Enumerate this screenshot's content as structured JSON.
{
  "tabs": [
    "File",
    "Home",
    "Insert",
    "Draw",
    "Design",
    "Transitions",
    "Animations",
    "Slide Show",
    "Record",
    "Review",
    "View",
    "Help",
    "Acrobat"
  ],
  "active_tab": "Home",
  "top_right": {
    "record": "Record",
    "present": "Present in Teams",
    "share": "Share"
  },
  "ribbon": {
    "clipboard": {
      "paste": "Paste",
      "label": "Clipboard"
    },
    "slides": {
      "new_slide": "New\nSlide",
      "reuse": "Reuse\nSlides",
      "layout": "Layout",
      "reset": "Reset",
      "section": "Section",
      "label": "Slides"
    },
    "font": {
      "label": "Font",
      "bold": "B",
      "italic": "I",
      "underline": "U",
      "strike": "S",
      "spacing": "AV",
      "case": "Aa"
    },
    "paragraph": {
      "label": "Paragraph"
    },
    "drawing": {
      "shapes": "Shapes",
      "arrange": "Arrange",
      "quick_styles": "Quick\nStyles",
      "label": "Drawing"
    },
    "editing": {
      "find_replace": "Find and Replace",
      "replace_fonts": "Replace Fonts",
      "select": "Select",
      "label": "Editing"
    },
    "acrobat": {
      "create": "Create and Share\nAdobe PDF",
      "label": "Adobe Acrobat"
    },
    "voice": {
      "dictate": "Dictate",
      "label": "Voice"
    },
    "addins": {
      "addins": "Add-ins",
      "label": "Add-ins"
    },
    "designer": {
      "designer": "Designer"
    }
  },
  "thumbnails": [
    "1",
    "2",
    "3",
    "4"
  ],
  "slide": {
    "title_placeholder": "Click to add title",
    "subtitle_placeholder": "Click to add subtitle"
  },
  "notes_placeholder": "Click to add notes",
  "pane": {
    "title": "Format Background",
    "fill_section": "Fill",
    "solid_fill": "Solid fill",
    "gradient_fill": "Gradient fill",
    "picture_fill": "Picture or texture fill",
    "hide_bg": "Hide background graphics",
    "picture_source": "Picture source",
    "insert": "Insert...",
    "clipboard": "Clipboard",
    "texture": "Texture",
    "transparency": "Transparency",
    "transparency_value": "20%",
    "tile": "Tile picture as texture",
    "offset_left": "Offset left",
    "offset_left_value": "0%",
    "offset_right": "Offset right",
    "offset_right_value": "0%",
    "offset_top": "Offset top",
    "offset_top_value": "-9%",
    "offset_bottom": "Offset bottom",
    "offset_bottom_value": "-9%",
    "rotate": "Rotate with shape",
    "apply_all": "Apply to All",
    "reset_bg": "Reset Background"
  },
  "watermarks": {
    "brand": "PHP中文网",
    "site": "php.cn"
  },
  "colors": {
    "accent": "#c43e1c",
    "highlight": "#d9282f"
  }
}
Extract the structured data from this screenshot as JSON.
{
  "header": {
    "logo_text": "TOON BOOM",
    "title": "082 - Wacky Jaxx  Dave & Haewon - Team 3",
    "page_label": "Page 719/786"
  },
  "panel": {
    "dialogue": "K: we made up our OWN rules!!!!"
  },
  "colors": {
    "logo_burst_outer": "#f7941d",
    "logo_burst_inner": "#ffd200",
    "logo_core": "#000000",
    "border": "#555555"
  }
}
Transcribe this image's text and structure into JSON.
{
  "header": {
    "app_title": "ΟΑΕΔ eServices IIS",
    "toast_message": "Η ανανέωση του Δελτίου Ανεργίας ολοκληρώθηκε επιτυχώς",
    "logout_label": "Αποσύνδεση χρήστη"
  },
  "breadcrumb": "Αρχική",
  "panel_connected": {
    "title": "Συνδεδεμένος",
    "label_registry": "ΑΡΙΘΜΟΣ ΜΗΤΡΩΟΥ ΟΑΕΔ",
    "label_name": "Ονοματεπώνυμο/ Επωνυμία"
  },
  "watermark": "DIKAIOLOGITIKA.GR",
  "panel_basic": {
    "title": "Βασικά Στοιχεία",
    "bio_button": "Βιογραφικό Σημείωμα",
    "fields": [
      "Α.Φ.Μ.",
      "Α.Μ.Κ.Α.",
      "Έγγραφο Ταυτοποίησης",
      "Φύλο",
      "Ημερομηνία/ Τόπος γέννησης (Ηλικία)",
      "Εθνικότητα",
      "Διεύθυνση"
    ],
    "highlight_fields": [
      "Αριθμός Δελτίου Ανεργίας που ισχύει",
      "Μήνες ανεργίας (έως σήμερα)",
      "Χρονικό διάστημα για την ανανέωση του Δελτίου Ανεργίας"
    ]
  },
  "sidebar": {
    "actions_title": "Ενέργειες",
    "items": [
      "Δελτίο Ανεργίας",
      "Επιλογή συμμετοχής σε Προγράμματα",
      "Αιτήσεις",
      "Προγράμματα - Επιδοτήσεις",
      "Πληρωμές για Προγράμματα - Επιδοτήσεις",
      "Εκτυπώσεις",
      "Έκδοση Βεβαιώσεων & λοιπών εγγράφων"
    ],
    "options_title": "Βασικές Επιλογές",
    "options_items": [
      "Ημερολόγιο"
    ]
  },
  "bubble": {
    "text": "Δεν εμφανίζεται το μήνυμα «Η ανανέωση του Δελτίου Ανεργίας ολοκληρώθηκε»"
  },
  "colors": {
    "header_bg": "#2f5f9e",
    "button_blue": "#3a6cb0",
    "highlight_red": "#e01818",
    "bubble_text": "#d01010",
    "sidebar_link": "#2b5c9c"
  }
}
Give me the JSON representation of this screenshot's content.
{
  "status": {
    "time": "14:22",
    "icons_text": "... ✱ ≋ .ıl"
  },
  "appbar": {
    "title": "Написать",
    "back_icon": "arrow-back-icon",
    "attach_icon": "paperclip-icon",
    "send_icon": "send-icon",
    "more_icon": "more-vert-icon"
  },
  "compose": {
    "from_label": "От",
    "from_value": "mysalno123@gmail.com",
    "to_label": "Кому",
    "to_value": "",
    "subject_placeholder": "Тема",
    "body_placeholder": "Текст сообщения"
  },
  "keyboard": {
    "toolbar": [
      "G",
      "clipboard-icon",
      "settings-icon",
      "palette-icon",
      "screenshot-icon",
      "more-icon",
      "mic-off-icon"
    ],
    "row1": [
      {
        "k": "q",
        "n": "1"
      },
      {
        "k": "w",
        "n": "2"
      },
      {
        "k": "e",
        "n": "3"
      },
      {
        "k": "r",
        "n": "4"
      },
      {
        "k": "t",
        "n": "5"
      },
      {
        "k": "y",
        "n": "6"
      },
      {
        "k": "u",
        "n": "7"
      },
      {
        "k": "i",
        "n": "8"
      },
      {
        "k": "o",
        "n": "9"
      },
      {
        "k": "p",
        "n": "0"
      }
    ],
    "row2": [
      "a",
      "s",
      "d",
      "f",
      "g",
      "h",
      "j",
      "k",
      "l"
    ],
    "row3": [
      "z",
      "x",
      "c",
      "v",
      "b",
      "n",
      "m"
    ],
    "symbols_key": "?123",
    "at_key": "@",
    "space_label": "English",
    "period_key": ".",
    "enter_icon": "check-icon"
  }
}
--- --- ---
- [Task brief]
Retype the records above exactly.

- [Solution for this task]
Enumerate this screenshot's content as structured JSON.
{
  "tabs": [
    "File",
    "Home",
    "Insert",
    "Draw",
    "Design",
    "Transitions",
    "Animations",
    "Slide Show",
    "Record",
    "Review",
    "View",
    "Help",
    "Acrobat"
  ],
  "active_tab": "Home",
  "top_right": {
    "record": "Record",
    "present": "Present in Teams",
    "share": "Share"
  },
  "ribbon": {
    "clipboard": {
      "paste": "Paste",
      "label": "Clipboard"
    },
    "slides": {
      "new_slide": "New\nSlide",
      "reuse": "Reuse\nSlides",
      "layout": "Layout",
      "reset": "Reset",
      "section": "Section",
      "label": "Slides"
    },
    "font": {
      "label": "Font",
      "bold": "B",
      "italic": "I",
      "underline": "U",
      "strike": "S",
      "spacing": "AV",
      "case": "Aa"
    },
    "paragraph": {
      "label": "Paragraph"
    },
    "drawing": {
      "shapes": "Shapes",
      "arrange": "Arrange",
      "quick_styles": "Quick\nStyles",
      "label": "Drawing"
    },
    "editing": {
      "find_replace": "Find and Replace",
      "replace_fonts": "Replace Fonts",
      "select": "Select",
      "label": "Editing"
    },
    "acrobat": {
      "create": "Create and Share\nAdobe PDF",
      "label": "Adobe Acrobat"
    },
    "voice": {
      "dictate": "Dictate",
      "label": "Voice"
    },
    "addins": {
      "addins": "Add-ins",
      "label": "Add-ins"
    },
    "designer": {
      "designer": "Designer"
    }
  },
  "thumbnails": [
    "1",
    "2",
    "3",
    "4"
  ],
  "slide": {
    "title_placeholder": "Click to add title",
    "subtitle_placeholder": "Click to add subtitle"
  },
  "notes_placeholder": "Click to add notes",
  "pane": {
    "title": "Format Background",
    "fill_section": "Fill",
    "solid_fill": "Solid fill",
    "gradient_fill": "Gradient fill",
    "picture_fill": "Picture or texture fill",
    "hide_bg": "Hide background graphics",
    "picture_source": "Picture source",
    "insert": "Insert...",
    "clipboard": "Clipboard",
    "texture": "Texture",
    "transparency": "Transparency",
    "transparency_value": "20%",
    "tile": "Tile picture as texture",
    "offset_left": "Offset left",
    "offset_left_value": "0%",
    "offset_right": "Offset right",
    "offset_right_value": "0%",
    "offset_top": "Offset top",
    "offset_top_value": "-9%",
    "offset_bottom": "Offset bottom",
    "offset_bottom_value": "-9%",
    "rotate": "Rotate with shape",
    "apply_all": "Apply to All",
    "reset_bg": "Reset Background"
  },
  "watermarks": {
    "brand": "PHP中文网",
    "site": "php.cn"
  },
  "colors": {
    "accent": "#c43e1c",
    "highlight": "#d9282f"
  }
}
Extract the structured data from this screenshot as JSON.
{
  "header": {
    "logo_text": "TOON BOOM",
    "title": "082 - Wacky Jaxx  Dave & Haewon - Team 3",
    "page_label": "Page 719/786"
  },
  "panel": {
    "dialogue": "K: we made up our OWN rules!!!!"
  },
  "colors": {
    "logo_burst_outer": "#f7941d",
    "logo_burst_inner": "#ffd200",
    "logo_core": "#000000",
    "border": "#555555"
  }
}
Transcribe this image's text and structure into JSON.
{
  "header": {
    "app_title": "ΟΑΕΔ eServices IIS",
    "toast_message": "Η ανανέωση του Δελτίου Ανεργίας ολοκληρώθηκε επιτυχώς",
    "logout_label": "Αποσύνδεση χρήστη"
  },
  "breadcrumb": "Αρχική",
  "panel_connected": {
    "title": "Συνδεδεμένος",
    "label_registry": "ΑΡΙΘΜΟΣ ΜΗΤΡΩΟΥ ΟΑΕΔ",
    "label_name": "Ονοματεπώνυμο/ Επωνυμία"
  },
  "watermark": "DIKAIOLOGITIKA.GR",
  "panel_basic": {
    "title": "Βασικά Στοιχεία",
    "bio_button": "Βιογραφικό Σημείωμα",
    "fields": [
      "Α.Φ.Μ.",
      "Α.Μ.Κ.Α.",
      "Έγγραφο Ταυτοποίησης",
      "Φύλο",
      "Ημερομηνία/ Τόπος γέννησης (Ηλικία)",
      "Εθνικότητα",
      "Διεύθυνση"
    ],
    "highlight_fields": [
      "Αριθμός Δελτίου Ανεργίας που ισχύει",
      "Μήνες ανεργίας (έως σήμερα)",
      "Χρονικό διάστημα για την ανανέωση του Δελτίου Ανεργίας"
    ]
  },
  "sidebar": {
    "actions_title": "Ενέργειες",
    "items": [
      "Δελτίο Ανεργίας",
      "Επιλογή συμμετοχής σε Προγράμματα",
      "Αιτήσεις",
      "Προγράμματα - Επιδοτήσεις",
      "Πληρωμές για Προγράμματα - Επιδοτήσεις",
      "Εκτυπώσεις",
      "Έκδοση Βεβαιώσεων & λοιπών εγγράφων"
    ],
    "options_title": "Βασικές Επιλογές",
    "options_items": [
      "Ημερολόγιο"
    ]
  },
  "bubble": {
    "text": "Δεν εμφανίζεται το μήνυμα «Η ανανέωση του Δελτίου Ανεργίας ολοκληρώθηκε»"
  },
  "colors": {
    "header_bg": "#2f5f9e",
    "button_blue": "#3a6cb0",
    "highlight_red": "#e01818",
    "bubble_text": "#d01010",
    "sidebar_link": "#2b5c9c"
  }
}
Give me the JSON representation of this screenshot's content.
{
  "status": {
    "time": "14:22",
    "icons_text": "... ✱ ≋ .ıl"
  },
  "appbar": {
    "title": "Написать",
    "back_icon": "arrow-back-icon",
    "attach_icon": "paperclip-icon",
    "send_icon": "send-icon",
    "more_icon": "more-vert-icon"
  },
  "compose": {
    "from_label": "От",
    "from_value": "mysalno123@gmail.com",
    "to_label": "Кому",
    "to_value": "",
    "subject_placeholder": "Тема",
    "body_placeholder": "Текст сообщения"
  },
  "keyboard": {
    "toolbar": [
      "G",
      "clipboard-icon",
      "settings-icon",
      "palette-icon",
      "screenshot-icon",
      "more-icon",
      "mic-off-icon"
    ],
    "row1": [
      {
        "k": "q",
        "n": "1"
      },
      {
        "k": "w",
        "n": "2"
      },
      {
        "k": "e",
        "n": "3"
      },
      {
        "k": "r",
        "n": "4"
      },
      {
        "k": "t",
        "n": "5"
      },
      {
        "k": "y",
        "n": "6"
      },
      {
        "k": "u",
        "n": "7"
      },
      {
        "k": "i",
        "n": "8"
      },
      {
        "k": "o",
        "n": "9"
      },
      {
        "k": "p",
        "n": "0"
      }
    ],
    "row2": [
      "a",
      "s",
      "d",
      "f",
      "g",
      "h",
      "j",
      "k",
      "l"
    ],
    "row3": [
      "z",
      "x",
      "c",
      "v",
      "b",
      "n",
      "m"
    ],
    "symbols_key": "?123",
    "at_key": "@",
    "space_label": "English",
    "period_key": ".",
    "enter_icon": "check-icon"
  }
}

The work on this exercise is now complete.